Let’s Talk Poetry: Movember Poems

November 12, 2013

Neil Carpathios

Contributing Columnist

That’s not a typo in the heading for this week’s column. Movember, if you didn’t already know, is the name lovingly given to the month of November’s call to arms for men to grow facial hair (“mo” signifying mustache…but any sort of facial scruff will do). Why this strange endeavor? You see, the growing of mustaches and beards during this month is a unified and visible act in the fight against prostate cancer, and support for other men’s health issues. You have to admit, growing facial hair might be one of the only things we men can do better than women. It is manly, masculine, and it demonstrates a bond with our fellow-furry beings. It empowers us—and it is for a good cause. Admit it ladies, don’t you want us to sacrifice one month of scraggly unkemptness and prickly kisses in order to stay healthy and encourage cognizance of health?

Here are two light-hearted poems that relate:


Oh the thought of it is quite frightful,

But a cure would be so delightful.

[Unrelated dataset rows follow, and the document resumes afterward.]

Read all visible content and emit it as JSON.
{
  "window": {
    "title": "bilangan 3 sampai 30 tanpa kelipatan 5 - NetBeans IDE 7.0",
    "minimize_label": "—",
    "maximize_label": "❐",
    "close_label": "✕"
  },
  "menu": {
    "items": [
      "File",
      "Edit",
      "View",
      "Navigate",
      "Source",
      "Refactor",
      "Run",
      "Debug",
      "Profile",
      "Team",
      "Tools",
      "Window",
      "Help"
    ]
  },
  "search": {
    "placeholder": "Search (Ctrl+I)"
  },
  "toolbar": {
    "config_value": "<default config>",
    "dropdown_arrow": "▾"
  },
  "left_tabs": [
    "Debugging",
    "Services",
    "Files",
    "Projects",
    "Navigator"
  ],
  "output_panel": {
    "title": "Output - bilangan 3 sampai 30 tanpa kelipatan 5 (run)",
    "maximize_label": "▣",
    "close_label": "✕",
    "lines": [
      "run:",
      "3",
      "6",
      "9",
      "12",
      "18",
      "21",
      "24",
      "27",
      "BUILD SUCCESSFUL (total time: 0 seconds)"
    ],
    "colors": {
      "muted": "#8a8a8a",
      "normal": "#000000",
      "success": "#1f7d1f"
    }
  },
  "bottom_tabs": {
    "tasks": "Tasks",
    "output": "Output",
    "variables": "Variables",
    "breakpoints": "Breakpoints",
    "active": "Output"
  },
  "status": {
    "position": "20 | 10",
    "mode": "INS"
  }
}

It’s Movember if you must know,

Let it grow, let it grow, let it grow!

Shaving this month, we be stopping,

Letting it grow, there’s no chopping.

Awareness to the cause, hey YO!

Let it grow, let it grow, let it grow!

When we finally win the fight,

And prostates return to the norm,

When we finally win the fight,

The boys will be back in top form!

To keep our brothers from dying,

Research to the cause keep trying.

If you are asked to shave say, NO!

Let it grow, let it grow, let it grow!

-Paul Lacombe

My Beard

My beard grows down to my toes,

I never wears not clothes,

I wrap my hair

Around my bare,

And down the road I goes.

-Shel Silverstein

So, brothers unite! For at least this month, put away your razors and shavers. And ladies, if you see more mustaches and beards this month, be thankful that we are trying to better ourselves for you, and for us all. And don’t worry, one month is not long enough to grow a beard like the one Shel Silverstein describes. Let the stubble go!

Address poem submissions and correspondence to: ncarpathios@shawnee.edu or Neil Carpathios, Shawnee State University, Dept. of English & Humanities, 940 Second Street, Portsmouth, OH 45662. (740-351-3478).